The Royal Life Saving Society UK urges people to act safely around water to avoid a repeat of last summer’s drownings.

The UK’s drowning prevention charity is urging people to listen to safety messages following the tragic drowning of a teenager in Redditch yesterday (Sunday).

The Royal Life Saving Society UK (RLSS UK) is appealing for people to stay safe in and around water during the warm spell of weather to avoid a repeat of last summer – when more than 30 people tragically lost their lives as a result of drowning.

The move comes after 15-year-old Richard Fellows drowned in a lake at Arrow Valley Countryside Centre near Redditch at about 12.20pm yesterday (Sunday). Two further teenage boys were also rescued and treated for minor injuries.

RLSS UK Director of Lifesaving, Adrian Lole said: “The death of this boy is a tragedy and our thoughts are with his family and friends at this time.

“With the warm weather over the weekend, people are drawn to water.

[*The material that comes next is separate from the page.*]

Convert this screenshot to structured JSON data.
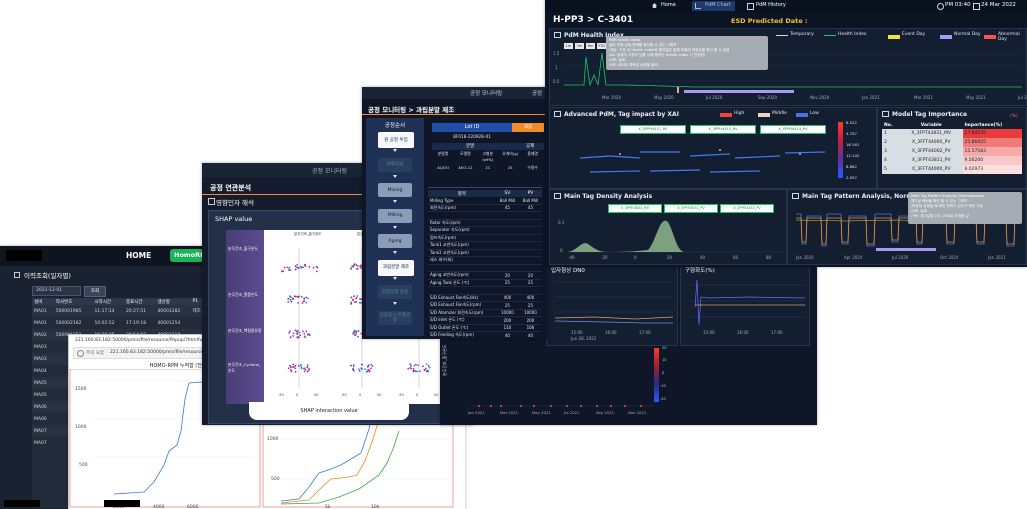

We want people to enjoy water but safely and sensibly – please do not be tempted to cool off in areas of open water unless it is a supervised area intended for swimming, or an organised event.

“We have issued to the warning as one death is one too many and, as the drowning prevention charity, we want to reach as many people as possible with our messages to avoid a tragic repeat of last summer. Taking advice could mean the difference between life and death.”

RLSS UK Branch Chair for Worcester and Hereford, Teresa Myatt added: “We want as many people as possible to enjoy open water, but safety is paramount.

“There are a number of clubs in the area that run Survive & Save lifesaving awards which include open water and beach awards in which people learn self rescue, self survival and rescue techniques.”

There are around 260 accidental drowning deaths in inland waters in Britain each year – about 60 per cent of the total number of accidental water deaths.

Follow the below advice and take note of the dangers to avoid becoming one of the statistics –


  • Swim at unsupervised (un-lifeguarded sites)
  • Jump into the water until you have acclimatised to the water temperature
  • Jump into the water from extreme heights
  • Swim into deep water which will be colder


  • Swim at supervised (lifeguarded) sites
  • Swim parallel with the shore, where you can quickly get to safety
  • Swim with friends or family, so that you can help each other if you need to
  • Look for signs and advice about the specific dangers at the place where you are swimming
  • Think about what you will do if something goes wrong

Contact a reputable outdoor pursuits or coasteering centre if you want to take part in more extreme activities

Dangers of open water include:

  • The height of the fall or jump if tombstoning
  • The depth of the water – this changes and is unpredictable
  • Submerged objects may not be visible
  • Obstacles or other people in the water
  • Lack of safety equipment and increased difficulty for rescue
  • The shock of cold water can make swimming difficult and increase the difficulty in getting out of the water
  • Strong currents can rapidly sweep people away
  • Uneven banks and river beds
  • Water quality eg toxic algal blooms and industrial/agricultural pollution

All of these hazards can be controlled through proper organisation and planning.

If someone is in difficulty in the water:

  • Shout reassurance to them and shout for help and ensure the emergency services are on their way (call 999 or 112)
  • Without endangering yourself, see if you can reach out to them, extend your reach with a stick, pole, item of clothing, lie down or stay secure. Alternatively throw something buoyant to them such as a ring buoy, part filled plastic container, ball or anything that will float.
  • Keep your eye on them all the time and shout reassurance urging them to propel themselves to safety

RLSS UK recently launched a free counselling support service a forum for anyone affected by drowning. For more details visit